Recently released 2010 census data reported by the Virginia Pilot reveals that the percentage of married households in Virginia stands at its lowest level in decades– just 50.2 percent of all Virginia households. While this change may be due to an increase in unmarried partners and other “non-traditional” families, aging baby boomers, such as widows and older divorced people, have also contributed to the shift. As a result, more than a quarter of all households in Virginia now consist of just one person.
Regardless of the “whys” behind the numbers, one thing is clear: single people have unique legal needs. When an unmarried person becomes incapacitated or dies, there’s often no obvious go-to person, such as a spouse, to take the reigns of their affairs. As a result, it’s crucial for single people to protet themselves and their assets, using some or all of the following:
1. Will. Okay, so this one should be obvious. But you’d be surprised how many single people–especially young singles–put this off, thinking it’s only for people with kids or significant assets. But unless you’re fine with the Virginia Code determining who receives your money and property, a will is a must-have.
2. Durable Power of Attorney (POA). This document designates a person (called an “agent”) of your choice to manage your financial affairs. A POA can cover long-term situations such as a chronic or terminal illness, or much less serious situations, like a temporary illness or injury. POA’s in Virginia are fully customizable to give your agent as much–or as little–power as you want.
3. Living Will. Most people know what a living will is, but again, many put off making one. Simply put, a living will directs your health care providers to withold medical care if such care would only prolong the dying process. Without a living will, you may be leaving crucial decisions to family members who are unaware of, or do not respect, your wishes.

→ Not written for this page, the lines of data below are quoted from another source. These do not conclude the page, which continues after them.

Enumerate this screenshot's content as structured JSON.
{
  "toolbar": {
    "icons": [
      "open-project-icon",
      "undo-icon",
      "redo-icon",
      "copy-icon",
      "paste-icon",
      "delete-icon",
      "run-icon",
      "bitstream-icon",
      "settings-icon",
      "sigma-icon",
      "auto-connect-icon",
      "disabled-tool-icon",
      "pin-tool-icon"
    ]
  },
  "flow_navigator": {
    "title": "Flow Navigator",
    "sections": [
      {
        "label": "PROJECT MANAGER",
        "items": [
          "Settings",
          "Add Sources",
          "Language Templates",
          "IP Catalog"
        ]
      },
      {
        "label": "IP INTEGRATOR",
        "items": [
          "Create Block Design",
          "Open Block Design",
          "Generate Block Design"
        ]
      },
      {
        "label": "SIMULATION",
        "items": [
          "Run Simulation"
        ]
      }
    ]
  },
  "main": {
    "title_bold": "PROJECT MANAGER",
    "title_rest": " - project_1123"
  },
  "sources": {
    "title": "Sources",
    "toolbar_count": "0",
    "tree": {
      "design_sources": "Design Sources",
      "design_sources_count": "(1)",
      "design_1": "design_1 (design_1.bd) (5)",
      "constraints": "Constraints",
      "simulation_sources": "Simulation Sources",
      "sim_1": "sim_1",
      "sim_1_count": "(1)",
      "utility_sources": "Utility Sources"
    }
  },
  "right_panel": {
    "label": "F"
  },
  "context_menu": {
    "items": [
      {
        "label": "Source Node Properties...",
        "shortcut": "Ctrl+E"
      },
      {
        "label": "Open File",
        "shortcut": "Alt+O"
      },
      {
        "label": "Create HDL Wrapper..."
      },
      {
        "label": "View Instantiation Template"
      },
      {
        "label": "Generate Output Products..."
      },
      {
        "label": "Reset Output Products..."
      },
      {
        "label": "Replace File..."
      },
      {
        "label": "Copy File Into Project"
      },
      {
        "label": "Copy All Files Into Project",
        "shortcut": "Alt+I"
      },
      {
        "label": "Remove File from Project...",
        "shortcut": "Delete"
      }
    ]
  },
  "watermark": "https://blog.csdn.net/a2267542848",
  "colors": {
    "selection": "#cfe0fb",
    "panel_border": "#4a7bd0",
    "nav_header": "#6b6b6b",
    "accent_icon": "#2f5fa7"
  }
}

4. Medical POA/Advance Medical Directive. Like a durable POA, a Medical POA names an agent to make health care decisions for you when you can’t make them yourself. It’s important to clearly authorize someone you trust to act on your behalf, especially if you anticipate family members or significant others to clash over your care.
5. HIPPA Waiver/Authorization. This one’s a little less obvious. Most of us know it only as the nuisance form we sign at the doctor’s office. This document authorizes your health care provider to release information to the people you choose. For single people, this form is necessary if you want a significant other or friend to be able to discuss your care with a doctor. Rather than signing waivers piecemeal, for each doctor, you can sign a blanket waiver that can be presented to all providers.
The above list isn’t exhaustive, and based on your situation, different documents may better protect you. The only way to be sure you’ve got your bases covered is to consult with a licensed Virginia attorney.